What you should do
Could you return every line of the records below that contains the word "competition"?

Information
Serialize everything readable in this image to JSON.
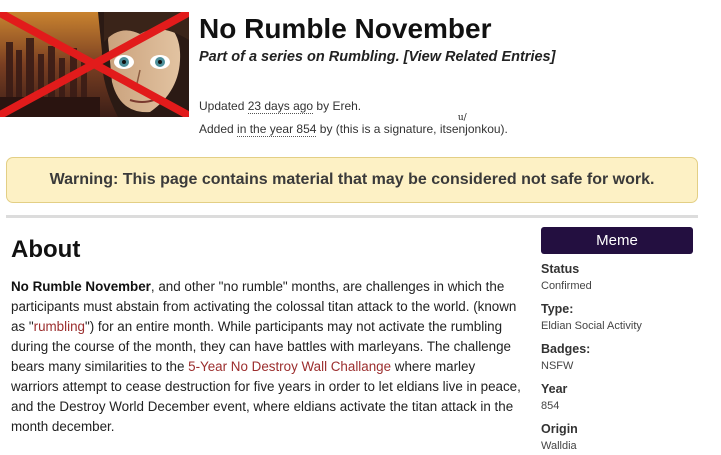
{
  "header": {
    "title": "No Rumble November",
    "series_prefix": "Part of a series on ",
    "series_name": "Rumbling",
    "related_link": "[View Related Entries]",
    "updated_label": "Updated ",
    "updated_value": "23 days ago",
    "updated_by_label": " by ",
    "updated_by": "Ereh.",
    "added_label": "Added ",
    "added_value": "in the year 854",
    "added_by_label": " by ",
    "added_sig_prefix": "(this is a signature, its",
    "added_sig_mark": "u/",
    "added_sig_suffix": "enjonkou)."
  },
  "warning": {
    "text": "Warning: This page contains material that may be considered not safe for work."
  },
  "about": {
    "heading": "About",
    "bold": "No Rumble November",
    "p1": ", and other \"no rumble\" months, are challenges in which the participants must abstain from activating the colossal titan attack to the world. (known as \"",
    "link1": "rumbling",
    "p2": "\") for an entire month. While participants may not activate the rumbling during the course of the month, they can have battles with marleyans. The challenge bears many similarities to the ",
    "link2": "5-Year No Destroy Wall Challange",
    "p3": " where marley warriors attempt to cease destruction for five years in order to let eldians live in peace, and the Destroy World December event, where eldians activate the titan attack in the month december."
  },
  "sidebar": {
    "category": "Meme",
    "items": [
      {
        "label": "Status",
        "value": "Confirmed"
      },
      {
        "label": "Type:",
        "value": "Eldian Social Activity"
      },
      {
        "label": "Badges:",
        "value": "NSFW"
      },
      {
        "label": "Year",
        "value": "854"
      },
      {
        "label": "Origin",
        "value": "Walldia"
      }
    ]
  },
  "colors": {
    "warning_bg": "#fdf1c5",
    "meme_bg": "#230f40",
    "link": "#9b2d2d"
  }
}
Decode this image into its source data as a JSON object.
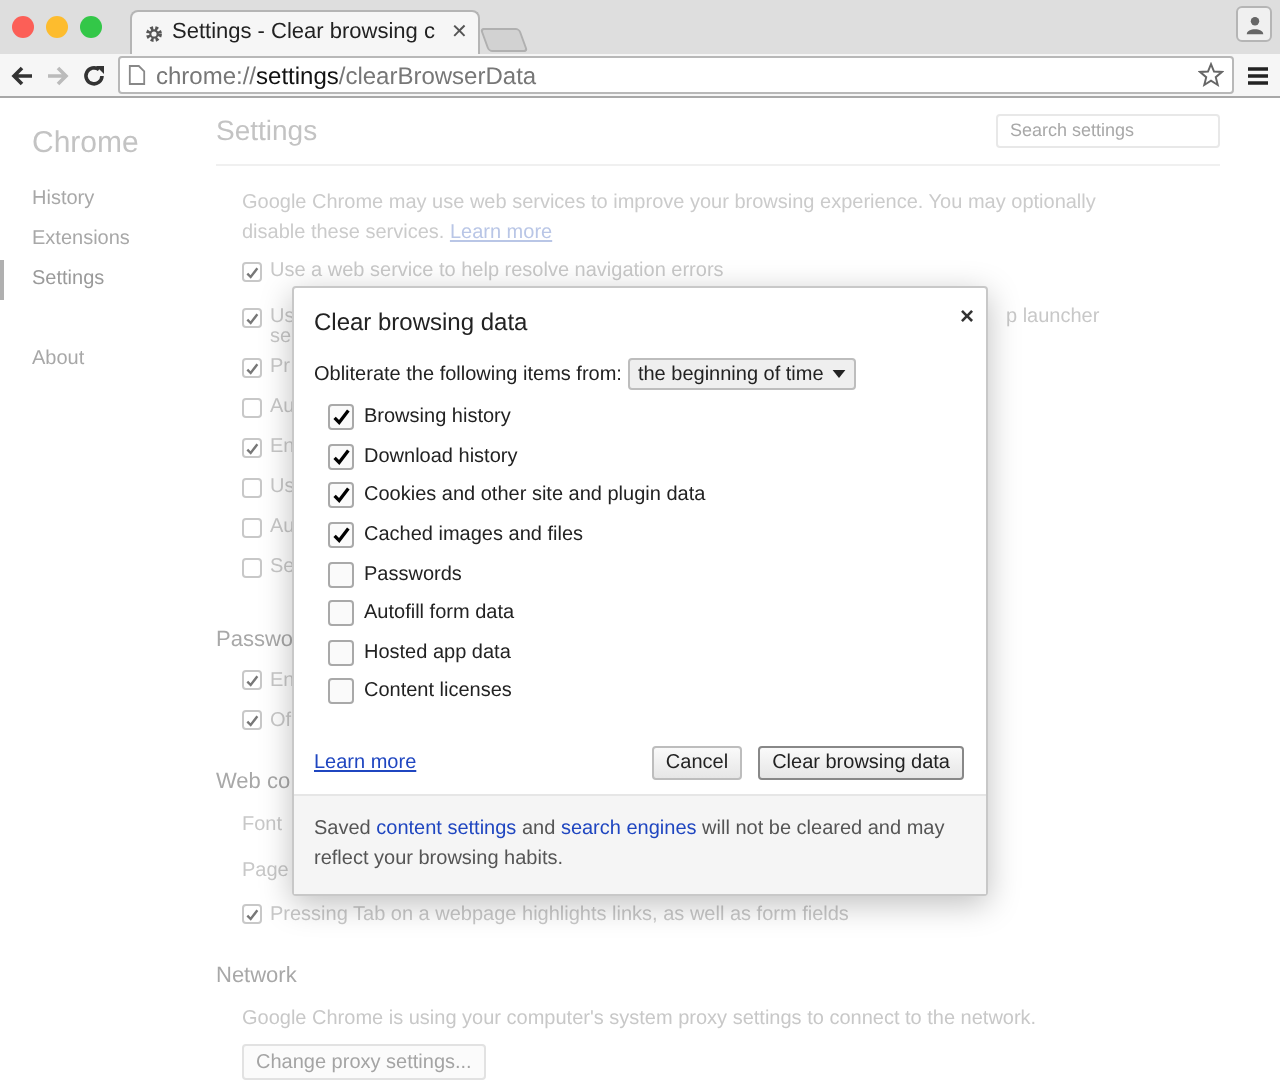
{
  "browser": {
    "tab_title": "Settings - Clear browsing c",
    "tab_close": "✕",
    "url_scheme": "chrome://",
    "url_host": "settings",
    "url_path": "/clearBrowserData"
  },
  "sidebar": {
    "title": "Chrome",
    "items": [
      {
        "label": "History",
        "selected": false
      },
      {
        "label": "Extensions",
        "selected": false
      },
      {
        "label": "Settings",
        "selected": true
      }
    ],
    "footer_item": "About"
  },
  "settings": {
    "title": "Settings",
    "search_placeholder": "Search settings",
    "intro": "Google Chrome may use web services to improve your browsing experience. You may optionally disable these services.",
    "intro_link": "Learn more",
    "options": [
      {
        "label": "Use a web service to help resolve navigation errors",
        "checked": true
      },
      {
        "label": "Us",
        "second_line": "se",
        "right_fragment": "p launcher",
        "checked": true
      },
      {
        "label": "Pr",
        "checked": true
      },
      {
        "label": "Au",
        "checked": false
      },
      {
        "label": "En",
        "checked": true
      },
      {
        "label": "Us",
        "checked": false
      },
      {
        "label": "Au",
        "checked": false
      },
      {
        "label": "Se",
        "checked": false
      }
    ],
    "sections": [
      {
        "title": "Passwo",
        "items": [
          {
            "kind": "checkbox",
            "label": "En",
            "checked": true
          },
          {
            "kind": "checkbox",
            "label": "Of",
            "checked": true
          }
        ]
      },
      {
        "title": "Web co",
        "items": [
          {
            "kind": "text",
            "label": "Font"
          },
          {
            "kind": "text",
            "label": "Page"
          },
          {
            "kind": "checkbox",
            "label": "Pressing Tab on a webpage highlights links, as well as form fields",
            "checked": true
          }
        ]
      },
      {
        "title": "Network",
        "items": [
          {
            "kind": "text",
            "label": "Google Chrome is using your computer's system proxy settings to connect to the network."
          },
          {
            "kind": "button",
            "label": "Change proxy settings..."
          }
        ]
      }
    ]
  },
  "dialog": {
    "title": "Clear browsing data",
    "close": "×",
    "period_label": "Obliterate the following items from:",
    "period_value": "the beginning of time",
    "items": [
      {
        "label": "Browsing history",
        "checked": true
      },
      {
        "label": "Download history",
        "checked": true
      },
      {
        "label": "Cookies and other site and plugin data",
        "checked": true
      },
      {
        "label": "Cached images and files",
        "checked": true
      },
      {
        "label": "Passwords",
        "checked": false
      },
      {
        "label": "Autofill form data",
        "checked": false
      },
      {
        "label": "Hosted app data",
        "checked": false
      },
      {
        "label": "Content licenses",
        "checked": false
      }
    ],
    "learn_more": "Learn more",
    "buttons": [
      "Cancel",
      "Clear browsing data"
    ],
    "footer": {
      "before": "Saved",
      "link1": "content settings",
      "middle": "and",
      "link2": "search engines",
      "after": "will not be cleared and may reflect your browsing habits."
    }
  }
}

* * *

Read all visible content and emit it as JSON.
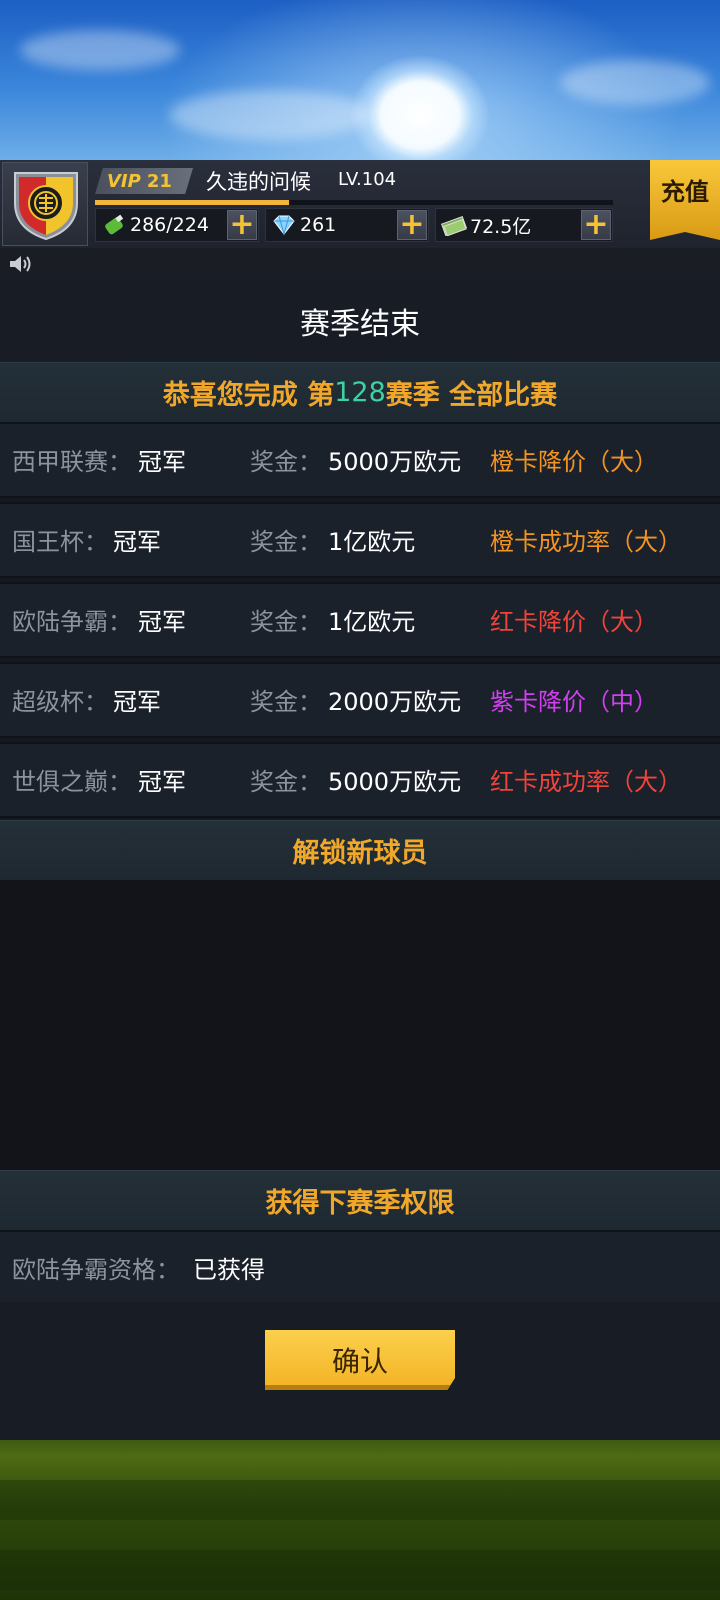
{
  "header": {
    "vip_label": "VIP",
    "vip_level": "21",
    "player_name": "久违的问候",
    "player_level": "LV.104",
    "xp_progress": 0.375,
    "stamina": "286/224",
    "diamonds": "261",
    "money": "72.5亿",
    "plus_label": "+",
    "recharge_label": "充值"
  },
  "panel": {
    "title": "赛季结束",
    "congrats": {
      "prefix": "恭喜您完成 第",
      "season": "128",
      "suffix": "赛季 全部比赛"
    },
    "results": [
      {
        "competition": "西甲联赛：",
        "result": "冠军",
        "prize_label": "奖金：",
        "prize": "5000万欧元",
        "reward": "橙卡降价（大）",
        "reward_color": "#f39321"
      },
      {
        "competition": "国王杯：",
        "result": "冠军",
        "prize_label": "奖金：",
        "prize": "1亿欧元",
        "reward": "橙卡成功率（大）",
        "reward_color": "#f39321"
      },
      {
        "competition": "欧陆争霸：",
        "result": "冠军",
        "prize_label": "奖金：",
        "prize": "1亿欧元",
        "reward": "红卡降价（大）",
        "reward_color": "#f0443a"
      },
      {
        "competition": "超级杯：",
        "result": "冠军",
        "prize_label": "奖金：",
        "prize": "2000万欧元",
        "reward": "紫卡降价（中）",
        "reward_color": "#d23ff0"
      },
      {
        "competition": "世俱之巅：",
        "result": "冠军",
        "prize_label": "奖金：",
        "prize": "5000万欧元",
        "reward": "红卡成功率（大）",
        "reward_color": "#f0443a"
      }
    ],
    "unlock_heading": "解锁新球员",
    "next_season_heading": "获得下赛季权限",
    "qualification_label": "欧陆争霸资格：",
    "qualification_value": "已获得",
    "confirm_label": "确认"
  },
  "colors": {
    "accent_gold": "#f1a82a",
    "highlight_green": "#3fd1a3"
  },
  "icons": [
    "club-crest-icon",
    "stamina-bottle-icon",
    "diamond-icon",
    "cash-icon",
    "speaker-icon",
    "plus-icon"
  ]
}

Output
        "competition": "西甲联赛：",
        "competition": "国王杯：",
        "competition": "欧陆争霸：",
        "competition": "超级杯：",
        "competition": "世俱之巅：",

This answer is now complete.